» What you have to do
Which lines in the records below contain the word "this"? Copy each of them.

Component data from apps and pages

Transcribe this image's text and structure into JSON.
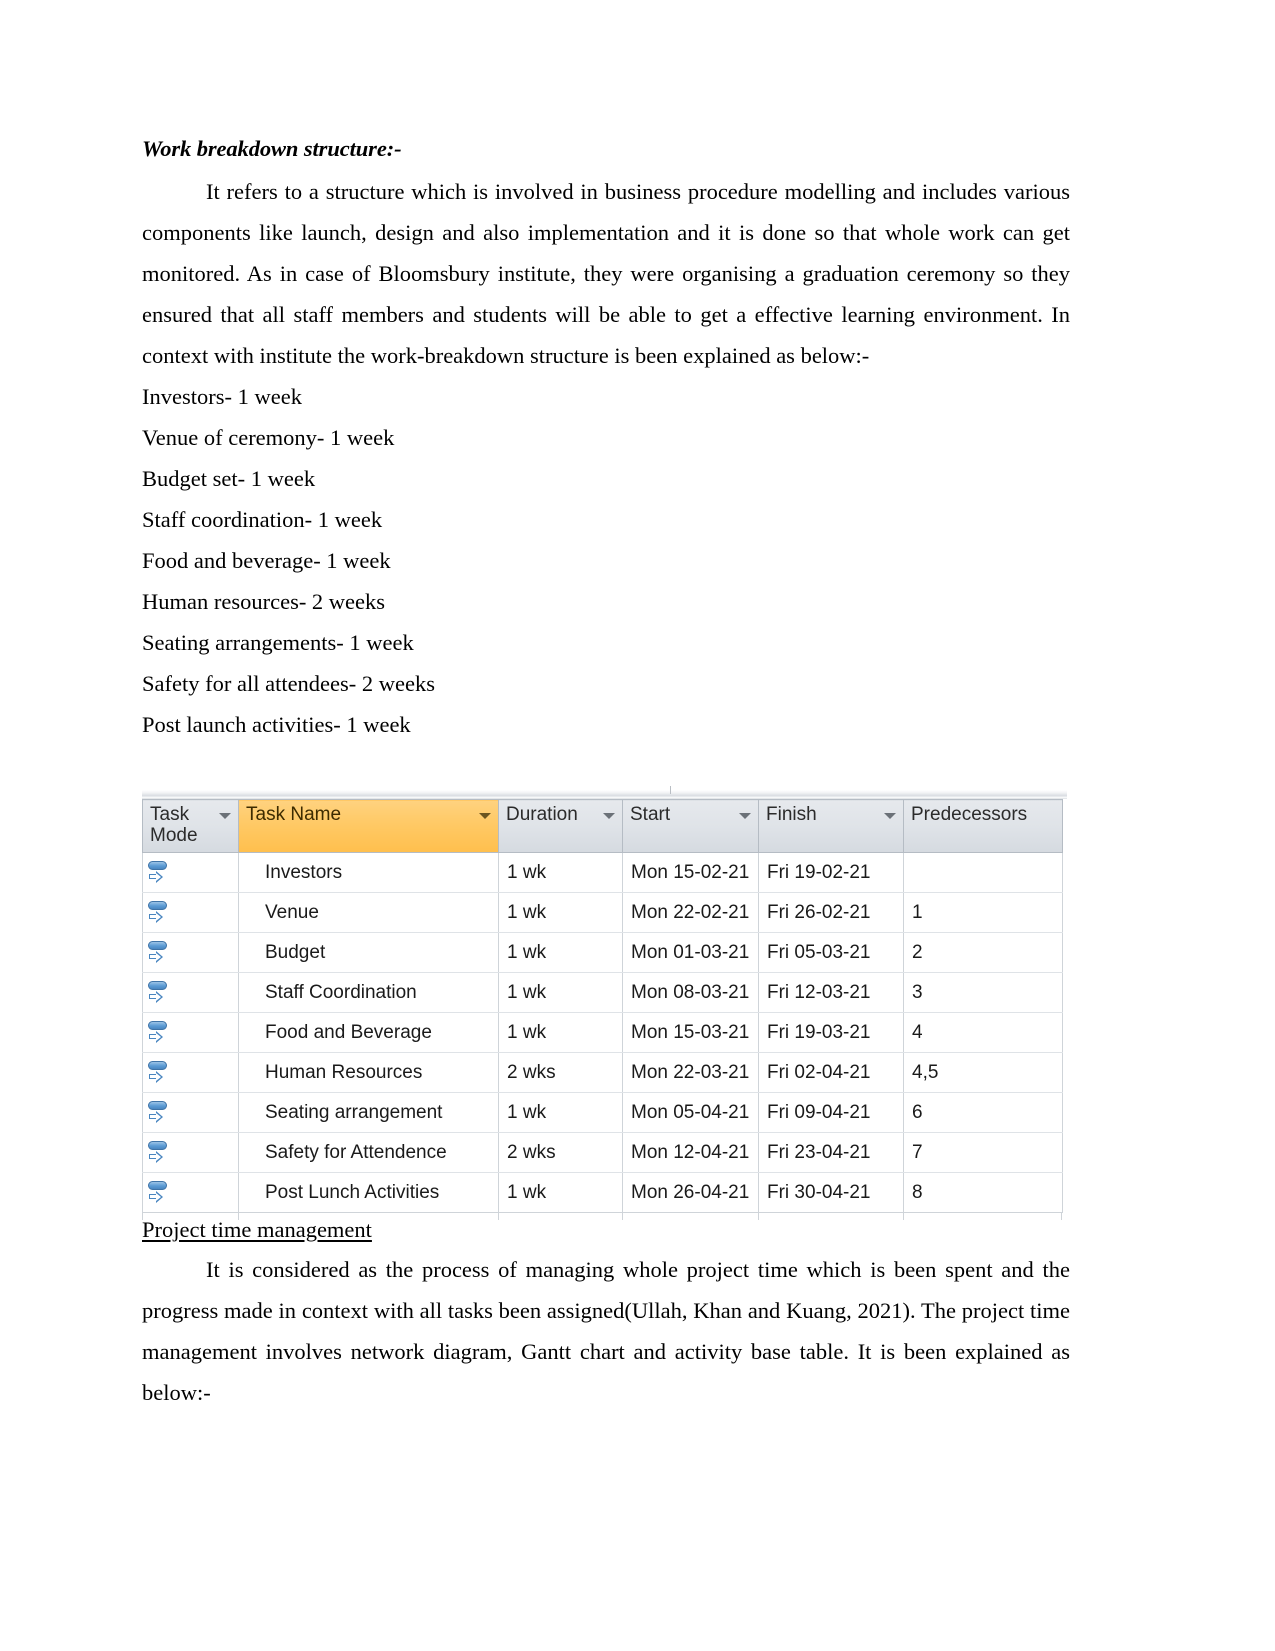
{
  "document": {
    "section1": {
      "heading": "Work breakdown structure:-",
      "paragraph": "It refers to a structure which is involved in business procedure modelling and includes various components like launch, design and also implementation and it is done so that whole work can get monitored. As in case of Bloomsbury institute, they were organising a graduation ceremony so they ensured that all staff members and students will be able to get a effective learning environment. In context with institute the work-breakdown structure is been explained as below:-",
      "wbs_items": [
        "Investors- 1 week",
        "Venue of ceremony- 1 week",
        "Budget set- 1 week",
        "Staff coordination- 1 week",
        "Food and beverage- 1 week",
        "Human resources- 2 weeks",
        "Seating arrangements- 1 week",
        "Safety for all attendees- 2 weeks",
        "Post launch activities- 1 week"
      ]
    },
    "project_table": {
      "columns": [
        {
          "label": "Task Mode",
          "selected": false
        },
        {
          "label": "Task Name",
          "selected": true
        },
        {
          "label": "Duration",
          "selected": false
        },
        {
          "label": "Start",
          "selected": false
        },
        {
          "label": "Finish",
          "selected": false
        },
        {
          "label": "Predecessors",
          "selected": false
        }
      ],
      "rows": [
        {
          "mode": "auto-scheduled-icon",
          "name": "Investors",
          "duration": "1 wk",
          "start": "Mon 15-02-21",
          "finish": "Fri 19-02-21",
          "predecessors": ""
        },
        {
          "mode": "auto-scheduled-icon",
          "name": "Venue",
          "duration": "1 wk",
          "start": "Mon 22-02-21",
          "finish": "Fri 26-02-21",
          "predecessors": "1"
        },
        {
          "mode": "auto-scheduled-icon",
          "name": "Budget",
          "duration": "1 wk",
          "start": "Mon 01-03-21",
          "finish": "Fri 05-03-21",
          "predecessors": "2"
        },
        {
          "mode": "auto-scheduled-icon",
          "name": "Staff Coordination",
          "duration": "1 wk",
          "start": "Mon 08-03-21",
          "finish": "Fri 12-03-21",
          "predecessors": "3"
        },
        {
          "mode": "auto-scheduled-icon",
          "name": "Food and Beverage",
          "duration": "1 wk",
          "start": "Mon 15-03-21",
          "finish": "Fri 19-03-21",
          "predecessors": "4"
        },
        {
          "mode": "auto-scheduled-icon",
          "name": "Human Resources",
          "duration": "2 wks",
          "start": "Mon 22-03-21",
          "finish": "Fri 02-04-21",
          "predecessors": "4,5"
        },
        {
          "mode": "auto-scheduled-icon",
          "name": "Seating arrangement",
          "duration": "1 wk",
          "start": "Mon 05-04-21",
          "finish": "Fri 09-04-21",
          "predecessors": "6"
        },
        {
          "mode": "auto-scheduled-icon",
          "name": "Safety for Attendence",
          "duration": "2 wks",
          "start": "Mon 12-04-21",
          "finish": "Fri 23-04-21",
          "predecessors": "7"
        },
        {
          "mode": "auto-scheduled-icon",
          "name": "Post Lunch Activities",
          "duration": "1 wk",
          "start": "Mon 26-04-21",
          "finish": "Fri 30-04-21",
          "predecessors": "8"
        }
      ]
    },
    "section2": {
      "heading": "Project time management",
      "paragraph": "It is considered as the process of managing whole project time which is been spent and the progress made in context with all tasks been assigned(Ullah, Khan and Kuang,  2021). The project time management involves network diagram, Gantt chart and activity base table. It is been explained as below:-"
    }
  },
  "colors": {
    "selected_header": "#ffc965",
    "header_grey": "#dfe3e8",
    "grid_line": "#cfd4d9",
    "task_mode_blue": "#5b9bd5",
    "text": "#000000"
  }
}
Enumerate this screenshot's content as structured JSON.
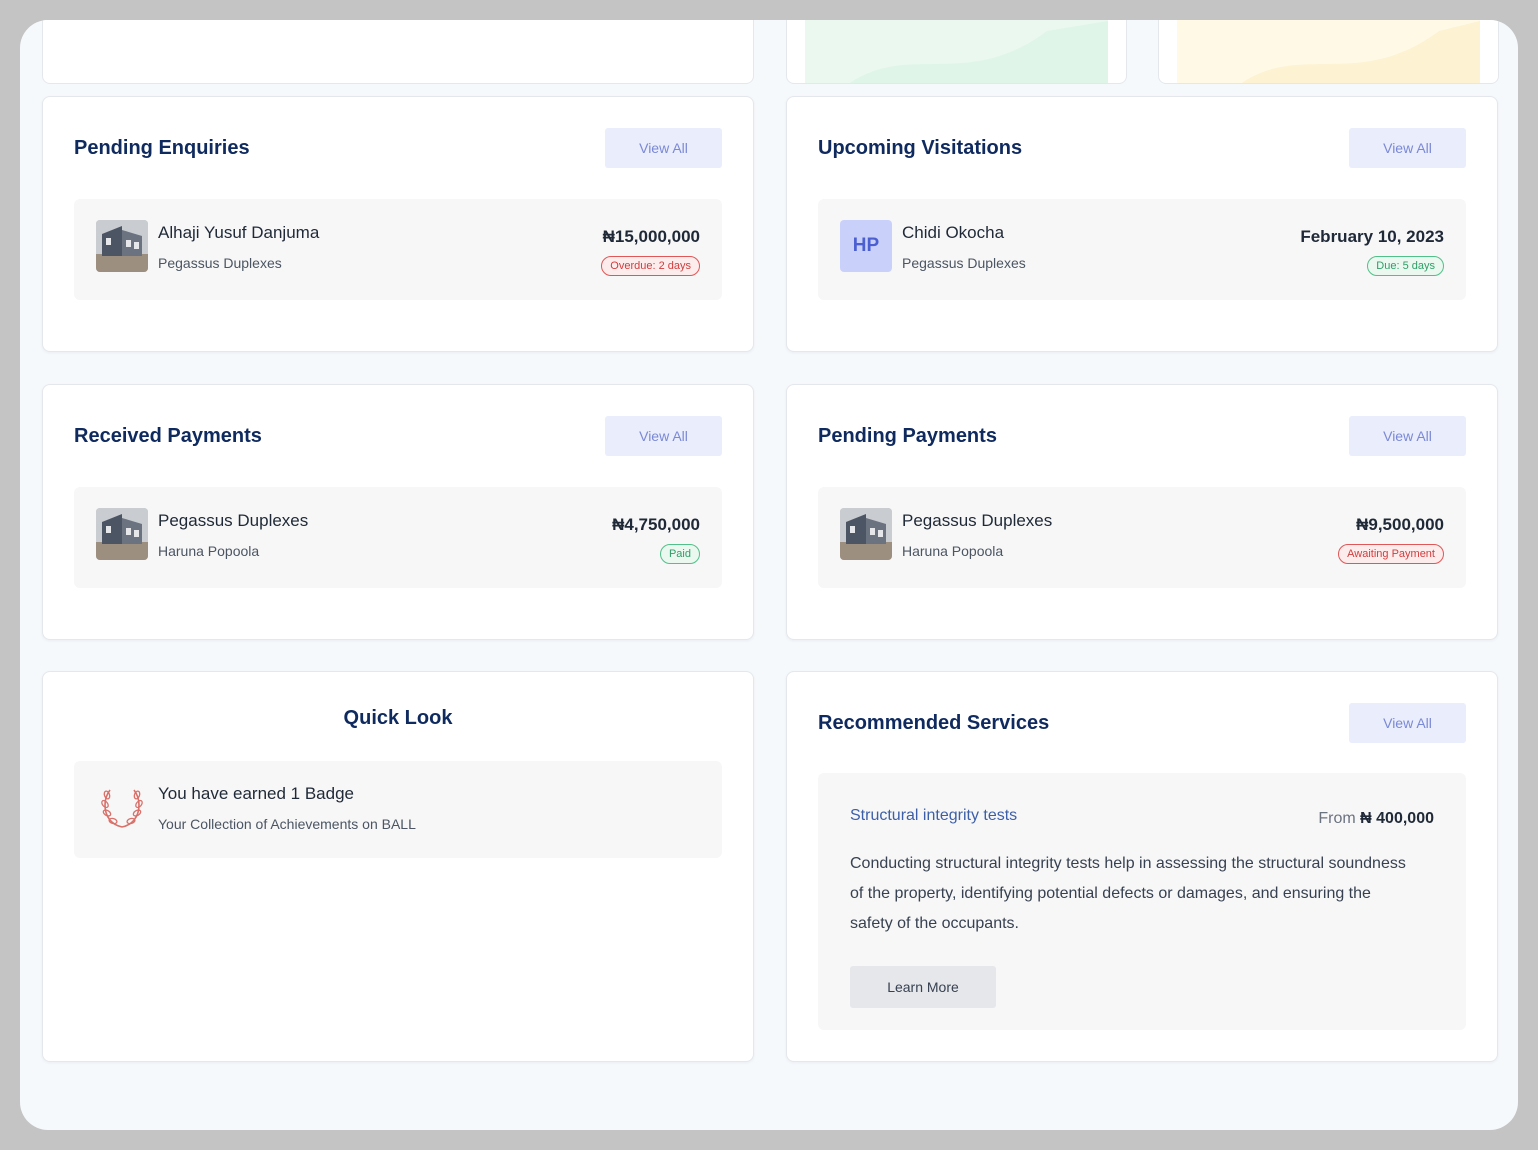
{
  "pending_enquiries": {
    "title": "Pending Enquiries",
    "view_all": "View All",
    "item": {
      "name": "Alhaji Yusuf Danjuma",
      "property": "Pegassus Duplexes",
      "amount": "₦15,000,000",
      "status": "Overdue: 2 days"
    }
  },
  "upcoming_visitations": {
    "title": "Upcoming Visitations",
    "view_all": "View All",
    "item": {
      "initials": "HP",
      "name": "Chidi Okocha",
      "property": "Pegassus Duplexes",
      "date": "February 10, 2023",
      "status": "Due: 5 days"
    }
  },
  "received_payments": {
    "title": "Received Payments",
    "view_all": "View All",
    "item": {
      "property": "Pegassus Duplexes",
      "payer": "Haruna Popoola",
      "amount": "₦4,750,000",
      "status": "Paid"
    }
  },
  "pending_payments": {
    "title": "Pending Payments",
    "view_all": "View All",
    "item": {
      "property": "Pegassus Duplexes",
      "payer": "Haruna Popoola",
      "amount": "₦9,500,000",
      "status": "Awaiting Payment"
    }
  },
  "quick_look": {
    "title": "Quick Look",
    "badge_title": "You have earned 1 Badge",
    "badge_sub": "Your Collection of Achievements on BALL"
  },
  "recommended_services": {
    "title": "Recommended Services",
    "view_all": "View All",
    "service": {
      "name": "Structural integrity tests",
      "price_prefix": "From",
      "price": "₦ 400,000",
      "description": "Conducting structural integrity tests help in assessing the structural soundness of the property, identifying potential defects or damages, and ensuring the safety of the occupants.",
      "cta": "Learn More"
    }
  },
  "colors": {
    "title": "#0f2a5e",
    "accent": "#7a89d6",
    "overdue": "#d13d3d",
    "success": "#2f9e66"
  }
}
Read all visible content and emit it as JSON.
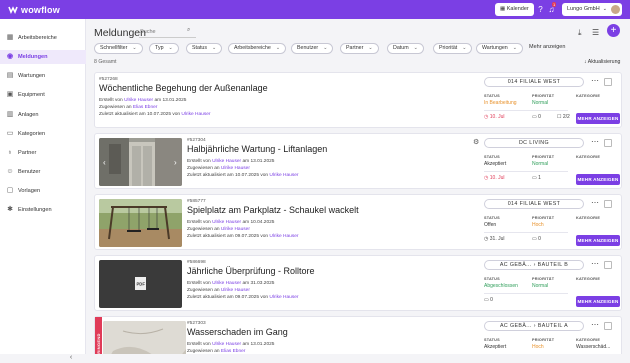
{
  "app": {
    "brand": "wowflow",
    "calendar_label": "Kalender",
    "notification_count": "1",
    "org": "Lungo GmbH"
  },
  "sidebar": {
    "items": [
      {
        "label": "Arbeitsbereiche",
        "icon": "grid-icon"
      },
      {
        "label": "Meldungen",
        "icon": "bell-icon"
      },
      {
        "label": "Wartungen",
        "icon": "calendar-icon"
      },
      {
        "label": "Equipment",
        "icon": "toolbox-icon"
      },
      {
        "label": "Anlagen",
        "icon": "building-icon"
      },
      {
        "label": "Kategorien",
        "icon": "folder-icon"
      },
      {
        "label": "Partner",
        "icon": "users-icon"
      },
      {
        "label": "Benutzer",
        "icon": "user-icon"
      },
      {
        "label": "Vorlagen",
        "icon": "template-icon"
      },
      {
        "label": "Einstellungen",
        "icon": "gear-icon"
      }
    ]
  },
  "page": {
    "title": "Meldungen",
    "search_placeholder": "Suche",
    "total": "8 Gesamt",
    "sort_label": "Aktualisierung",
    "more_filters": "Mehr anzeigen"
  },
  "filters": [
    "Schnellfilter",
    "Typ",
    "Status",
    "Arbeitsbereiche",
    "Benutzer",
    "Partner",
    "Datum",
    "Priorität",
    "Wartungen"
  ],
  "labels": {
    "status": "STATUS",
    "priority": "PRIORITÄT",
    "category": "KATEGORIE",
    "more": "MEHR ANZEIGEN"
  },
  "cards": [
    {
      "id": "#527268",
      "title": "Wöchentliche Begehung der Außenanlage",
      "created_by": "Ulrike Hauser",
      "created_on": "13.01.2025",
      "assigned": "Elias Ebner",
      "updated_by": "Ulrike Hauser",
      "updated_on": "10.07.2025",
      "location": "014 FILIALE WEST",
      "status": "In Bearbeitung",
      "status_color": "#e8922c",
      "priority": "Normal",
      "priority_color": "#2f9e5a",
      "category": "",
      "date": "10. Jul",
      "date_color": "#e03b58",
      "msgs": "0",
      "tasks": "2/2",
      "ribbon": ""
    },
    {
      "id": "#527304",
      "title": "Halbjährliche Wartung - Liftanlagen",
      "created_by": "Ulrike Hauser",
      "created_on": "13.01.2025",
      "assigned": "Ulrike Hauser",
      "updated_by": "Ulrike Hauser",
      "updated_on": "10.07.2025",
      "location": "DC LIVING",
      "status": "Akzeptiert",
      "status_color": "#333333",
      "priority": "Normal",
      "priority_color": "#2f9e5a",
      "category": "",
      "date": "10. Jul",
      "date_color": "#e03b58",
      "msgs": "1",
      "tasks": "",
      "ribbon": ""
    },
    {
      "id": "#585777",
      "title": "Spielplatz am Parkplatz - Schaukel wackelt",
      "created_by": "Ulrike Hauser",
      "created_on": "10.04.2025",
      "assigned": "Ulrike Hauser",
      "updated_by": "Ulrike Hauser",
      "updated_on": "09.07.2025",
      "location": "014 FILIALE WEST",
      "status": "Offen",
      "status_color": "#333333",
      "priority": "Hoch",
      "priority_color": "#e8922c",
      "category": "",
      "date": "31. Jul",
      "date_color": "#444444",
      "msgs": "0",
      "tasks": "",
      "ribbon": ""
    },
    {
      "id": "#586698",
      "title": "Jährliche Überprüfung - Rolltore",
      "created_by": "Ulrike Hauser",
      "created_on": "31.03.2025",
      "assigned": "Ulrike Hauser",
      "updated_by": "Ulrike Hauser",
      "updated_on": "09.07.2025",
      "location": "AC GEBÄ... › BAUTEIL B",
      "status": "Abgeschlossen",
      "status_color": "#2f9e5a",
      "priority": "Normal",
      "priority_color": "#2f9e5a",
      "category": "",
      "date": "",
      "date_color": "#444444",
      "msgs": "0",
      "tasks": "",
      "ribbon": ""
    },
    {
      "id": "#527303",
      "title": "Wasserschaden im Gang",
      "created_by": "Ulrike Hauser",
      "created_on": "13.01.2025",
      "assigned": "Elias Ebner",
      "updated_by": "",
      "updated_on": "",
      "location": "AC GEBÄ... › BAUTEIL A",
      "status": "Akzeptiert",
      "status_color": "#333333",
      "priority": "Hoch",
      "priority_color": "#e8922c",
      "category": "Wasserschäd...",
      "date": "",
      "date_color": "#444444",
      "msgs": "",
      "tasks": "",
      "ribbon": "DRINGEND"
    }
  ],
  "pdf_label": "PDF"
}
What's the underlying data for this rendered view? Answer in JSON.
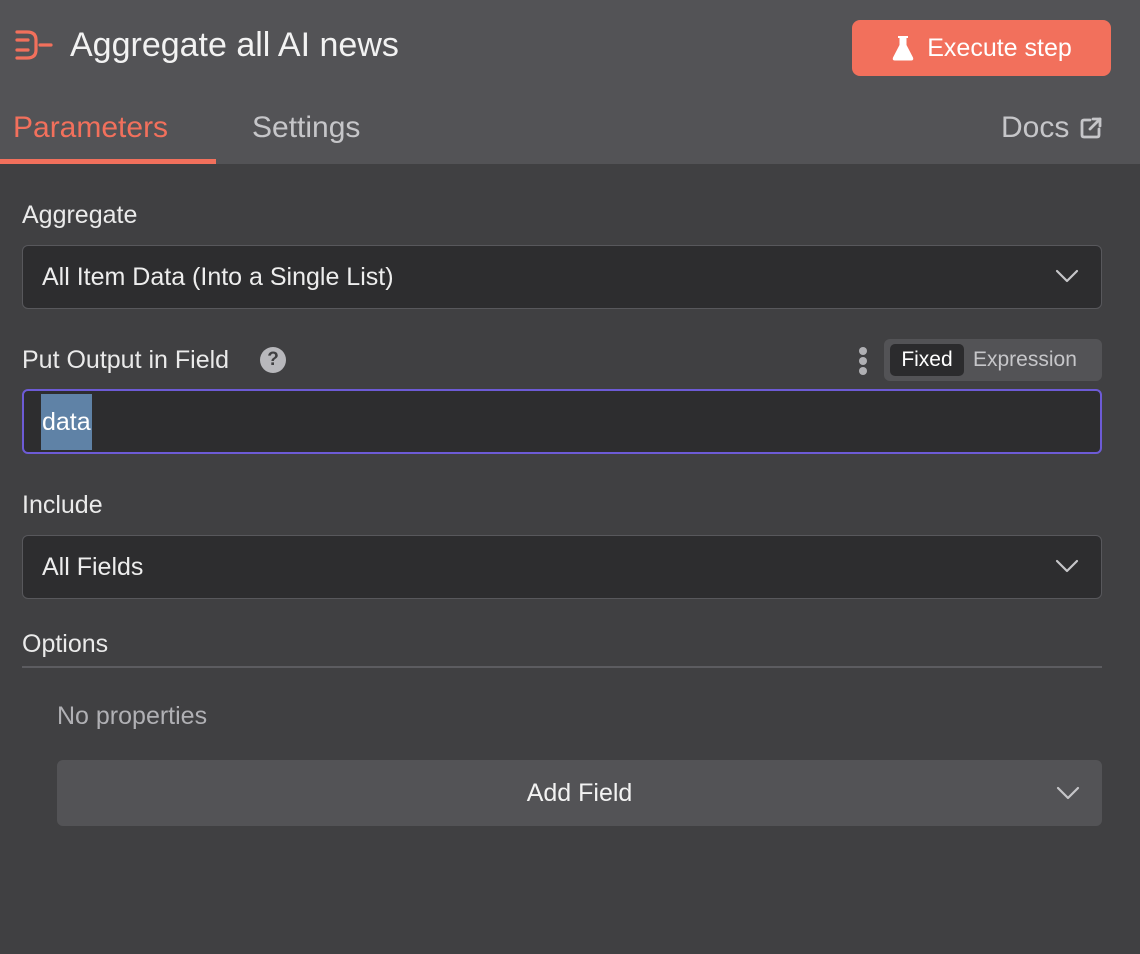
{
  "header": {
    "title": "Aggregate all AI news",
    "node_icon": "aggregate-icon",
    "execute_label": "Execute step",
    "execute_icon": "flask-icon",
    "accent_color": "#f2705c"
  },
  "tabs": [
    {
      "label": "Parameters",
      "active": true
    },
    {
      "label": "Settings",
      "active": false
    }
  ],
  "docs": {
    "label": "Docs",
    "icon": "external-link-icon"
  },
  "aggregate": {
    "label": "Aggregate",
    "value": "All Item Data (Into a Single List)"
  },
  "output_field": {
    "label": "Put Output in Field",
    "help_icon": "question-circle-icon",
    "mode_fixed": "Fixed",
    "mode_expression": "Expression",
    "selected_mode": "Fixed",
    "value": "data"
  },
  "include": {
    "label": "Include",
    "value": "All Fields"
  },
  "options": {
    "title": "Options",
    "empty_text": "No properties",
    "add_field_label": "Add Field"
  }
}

» Answer for the task
Transcribe this image's text and structure into JSON.
Enumerate this screenshot's content as structured JSON.
What's the underlying data for this rendered view? Answer in JSON.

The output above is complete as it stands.